> STORED DATA:

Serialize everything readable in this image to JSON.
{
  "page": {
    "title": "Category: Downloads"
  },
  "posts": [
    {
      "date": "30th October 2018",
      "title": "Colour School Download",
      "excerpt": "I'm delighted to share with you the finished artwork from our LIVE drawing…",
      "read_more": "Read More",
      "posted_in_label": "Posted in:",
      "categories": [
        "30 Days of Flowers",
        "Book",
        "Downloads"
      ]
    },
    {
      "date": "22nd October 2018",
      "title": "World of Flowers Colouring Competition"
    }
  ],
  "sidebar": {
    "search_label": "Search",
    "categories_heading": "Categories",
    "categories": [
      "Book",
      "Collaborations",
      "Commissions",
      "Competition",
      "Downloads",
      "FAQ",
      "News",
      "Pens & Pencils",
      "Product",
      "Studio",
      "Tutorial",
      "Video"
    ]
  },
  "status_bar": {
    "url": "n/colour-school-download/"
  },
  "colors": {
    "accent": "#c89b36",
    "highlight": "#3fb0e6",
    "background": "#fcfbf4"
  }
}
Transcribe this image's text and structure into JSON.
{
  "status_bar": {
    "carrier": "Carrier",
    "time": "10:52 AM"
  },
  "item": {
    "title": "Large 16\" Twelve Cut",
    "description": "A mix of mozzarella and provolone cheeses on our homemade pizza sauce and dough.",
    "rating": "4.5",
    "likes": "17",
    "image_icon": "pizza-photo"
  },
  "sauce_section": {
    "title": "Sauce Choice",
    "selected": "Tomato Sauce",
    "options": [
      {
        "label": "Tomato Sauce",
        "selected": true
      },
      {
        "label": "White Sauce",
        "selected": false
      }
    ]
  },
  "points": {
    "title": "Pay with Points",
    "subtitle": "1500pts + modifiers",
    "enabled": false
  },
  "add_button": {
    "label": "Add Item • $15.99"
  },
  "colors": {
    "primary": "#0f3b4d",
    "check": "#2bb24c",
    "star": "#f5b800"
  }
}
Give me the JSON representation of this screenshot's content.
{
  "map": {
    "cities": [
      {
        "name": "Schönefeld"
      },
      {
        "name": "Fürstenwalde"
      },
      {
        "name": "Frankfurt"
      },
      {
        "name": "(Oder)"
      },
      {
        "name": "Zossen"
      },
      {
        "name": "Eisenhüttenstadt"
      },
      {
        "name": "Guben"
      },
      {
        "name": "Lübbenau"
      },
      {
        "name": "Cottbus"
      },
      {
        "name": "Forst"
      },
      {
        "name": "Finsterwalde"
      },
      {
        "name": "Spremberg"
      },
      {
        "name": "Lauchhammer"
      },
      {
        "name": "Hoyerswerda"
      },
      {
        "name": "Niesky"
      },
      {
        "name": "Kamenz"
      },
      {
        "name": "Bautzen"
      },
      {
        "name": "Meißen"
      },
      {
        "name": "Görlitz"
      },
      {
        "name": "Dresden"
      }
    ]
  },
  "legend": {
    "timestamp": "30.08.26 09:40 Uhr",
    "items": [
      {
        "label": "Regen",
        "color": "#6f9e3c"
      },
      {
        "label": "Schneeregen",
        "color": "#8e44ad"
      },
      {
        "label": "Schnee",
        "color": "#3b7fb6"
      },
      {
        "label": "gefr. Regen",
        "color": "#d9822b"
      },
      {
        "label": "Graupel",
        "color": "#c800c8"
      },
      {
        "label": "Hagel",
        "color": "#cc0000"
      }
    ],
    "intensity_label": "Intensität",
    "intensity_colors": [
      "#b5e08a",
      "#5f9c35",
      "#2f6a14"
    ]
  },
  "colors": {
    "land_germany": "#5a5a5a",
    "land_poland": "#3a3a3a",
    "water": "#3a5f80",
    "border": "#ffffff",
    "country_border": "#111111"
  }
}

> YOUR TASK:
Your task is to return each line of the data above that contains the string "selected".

> RESULT:
    "selected": "Tomato Sauce",
        "selected": true
        "selected": false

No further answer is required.